_Record set_.
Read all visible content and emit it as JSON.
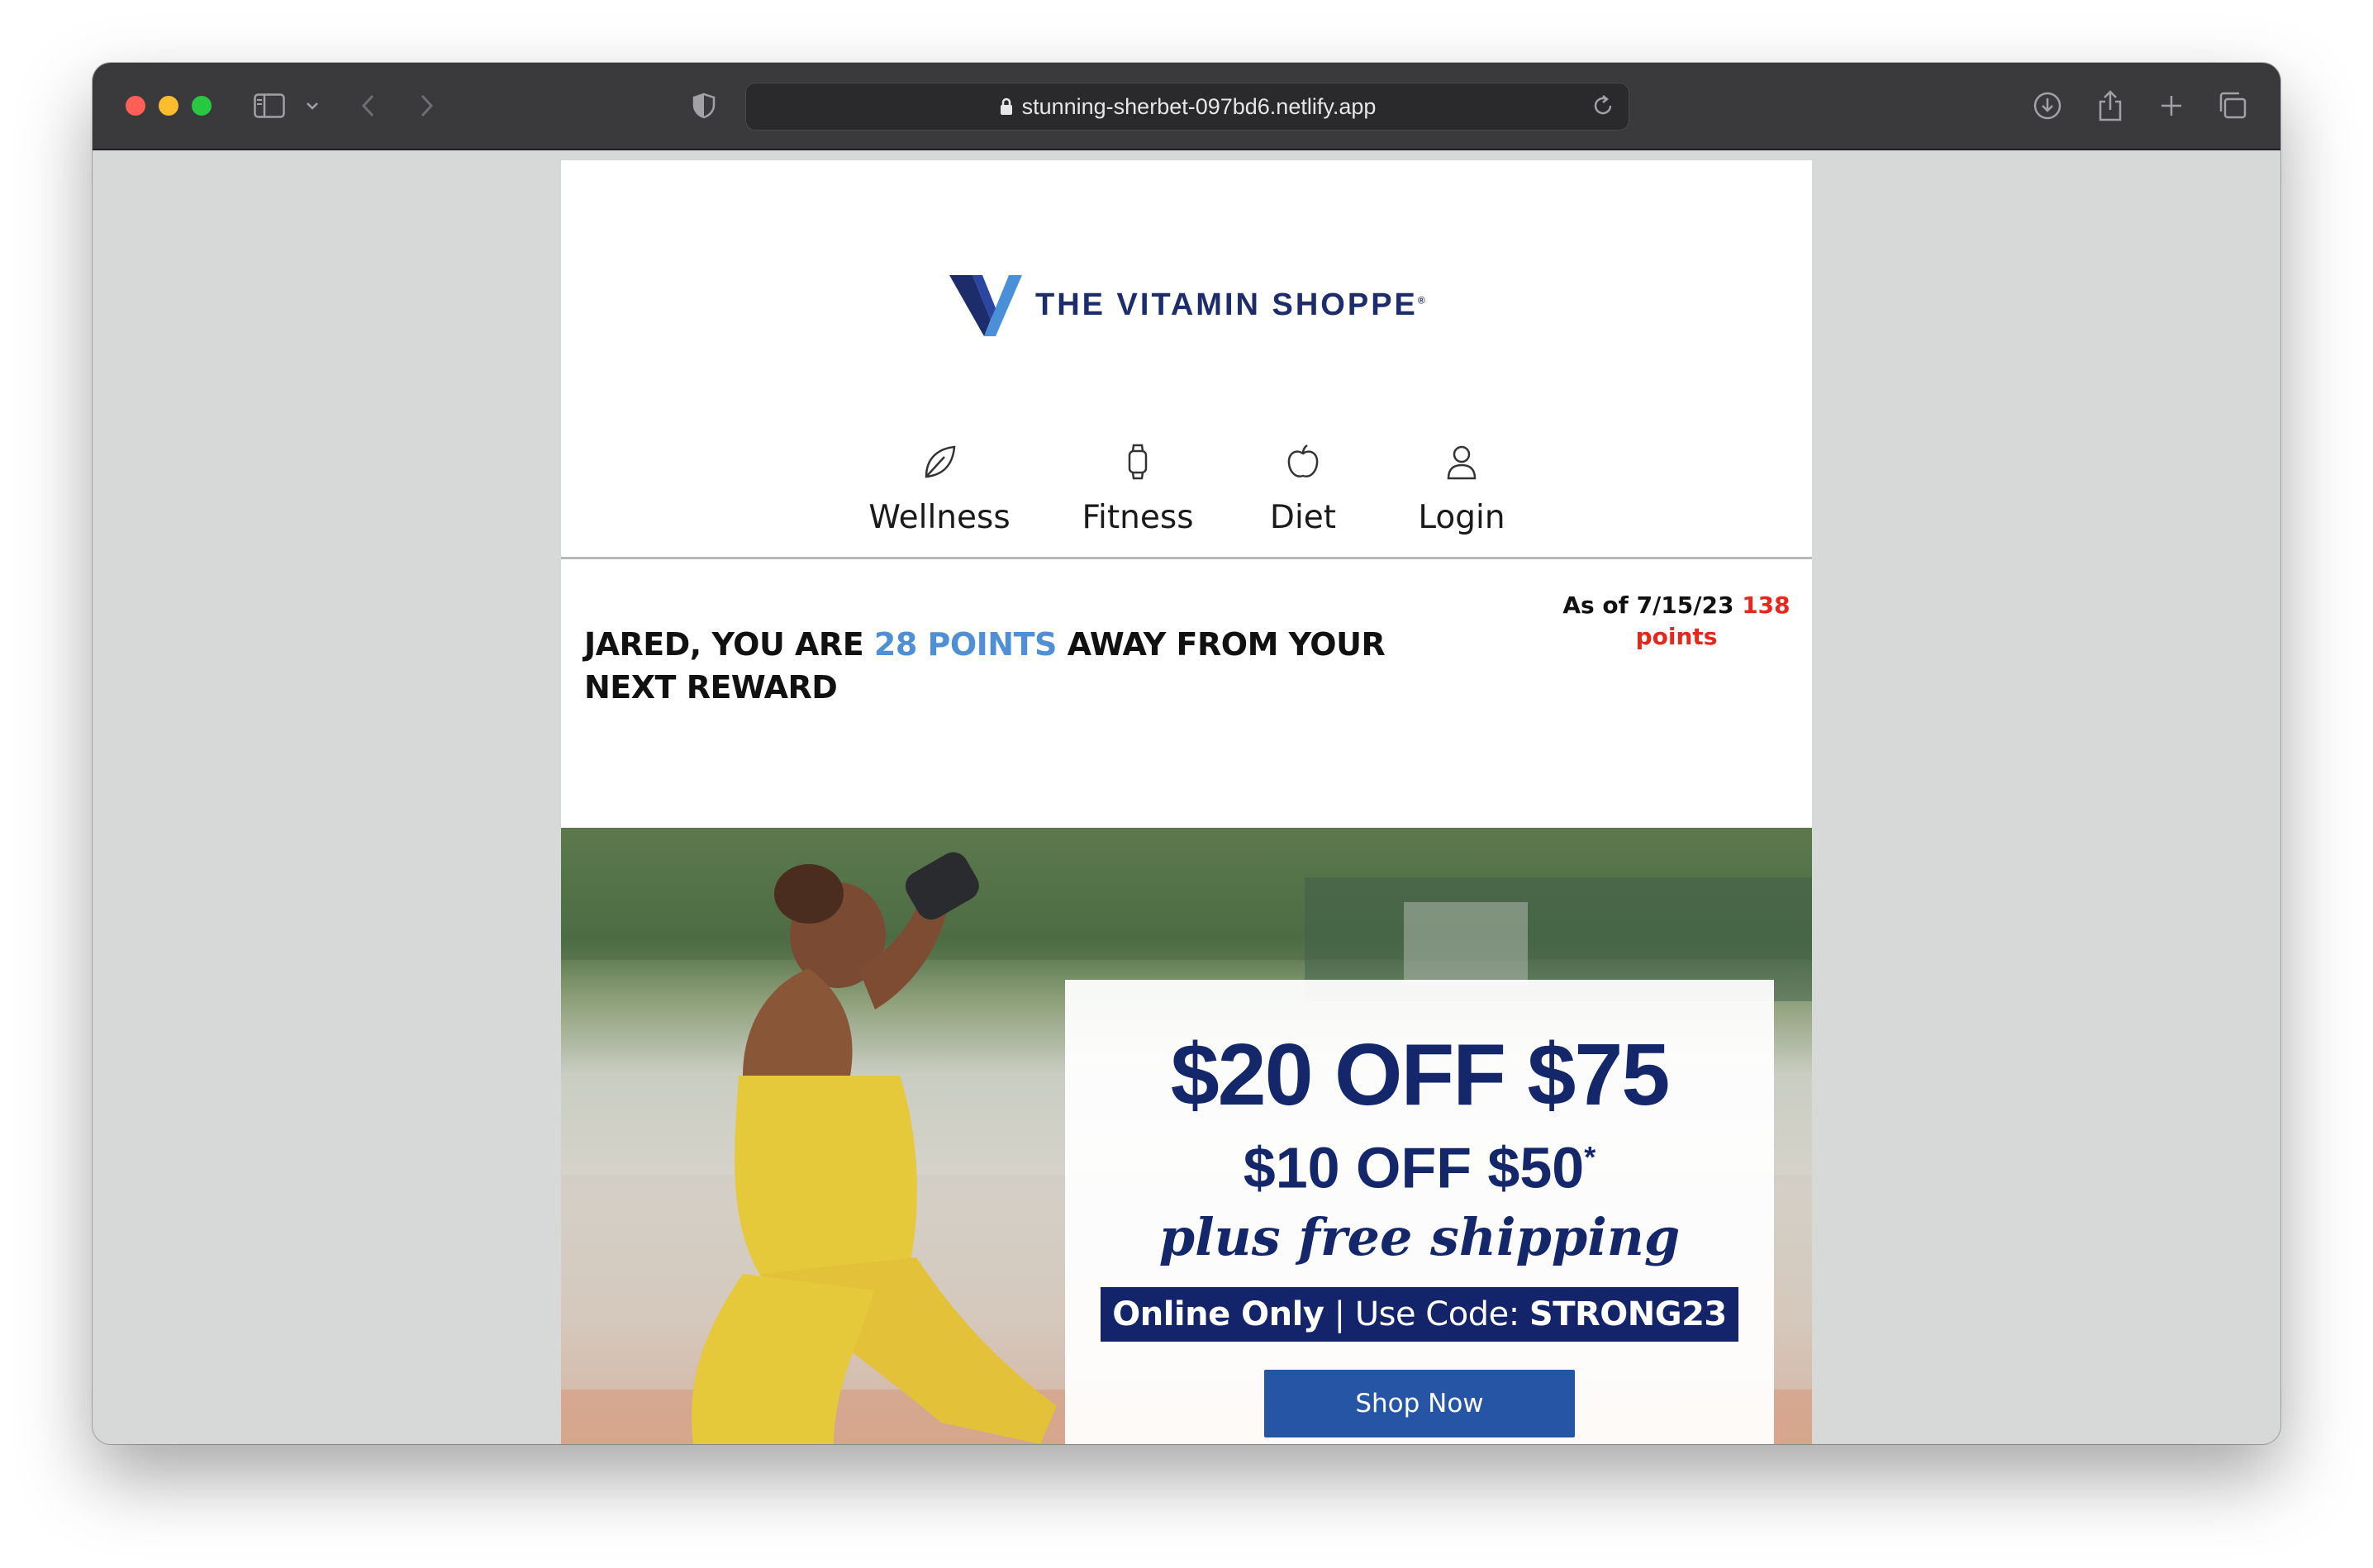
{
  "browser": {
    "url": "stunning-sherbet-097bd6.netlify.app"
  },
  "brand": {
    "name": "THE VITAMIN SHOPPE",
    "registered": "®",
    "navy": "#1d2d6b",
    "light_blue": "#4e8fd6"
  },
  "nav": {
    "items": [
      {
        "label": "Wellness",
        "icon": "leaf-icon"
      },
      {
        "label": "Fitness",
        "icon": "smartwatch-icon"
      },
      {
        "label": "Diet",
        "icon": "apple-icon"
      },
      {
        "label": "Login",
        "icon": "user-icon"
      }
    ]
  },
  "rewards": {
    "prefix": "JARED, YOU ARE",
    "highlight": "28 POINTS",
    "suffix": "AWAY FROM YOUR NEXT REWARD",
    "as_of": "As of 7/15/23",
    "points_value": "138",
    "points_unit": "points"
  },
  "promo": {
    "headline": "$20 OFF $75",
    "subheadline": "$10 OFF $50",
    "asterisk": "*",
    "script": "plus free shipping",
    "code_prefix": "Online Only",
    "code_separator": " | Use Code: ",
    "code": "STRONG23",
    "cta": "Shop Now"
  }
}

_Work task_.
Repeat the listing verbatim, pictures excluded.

_Task result_.
Read all visible content and emit it as JSON.
{
  "browser": {
    "url": "stunning-sherbet-097bd6.netlify.app"
  },
  "brand": {
    "name": "THE VITAMIN SHOPPE",
    "registered": "®",
    "navy": "#1d2d6b",
    "light_blue": "#4e8fd6"
  },
  "nav": {
    "items": [
      {
        "label": "Wellness",
        "icon": "leaf-icon"
      },
      {
        "label": "Fitness",
        "icon": "smartwatch-icon"
      },
      {
        "label": "Diet",
        "icon": "apple-icon"
      },
      {
        "label": "Login",
        "icon": "user-icon"
      }
    ]
  },
  "rewards": {
    "prefix": "JARED, YOU ARE",
    "highlight": "28 POINTS",
    "suffix": "AWAY FROM YOUR NEXT REWARD",
    "as_of": "As of 7/15/23",
    "points_value": "138",
    "points_unit": "points"
  },
  "promo": {
    "headline": "$20 OFF $75",
    "subheadline": "$10 OFF $50",
    "asterisk": "*",
    "script": "plus free shipping",
    "code_prefix": "Online Only",
    "code_separator": " | Use Code: ",
    "code": "STRONG23",
    "cta": "Shop Now"
  }
}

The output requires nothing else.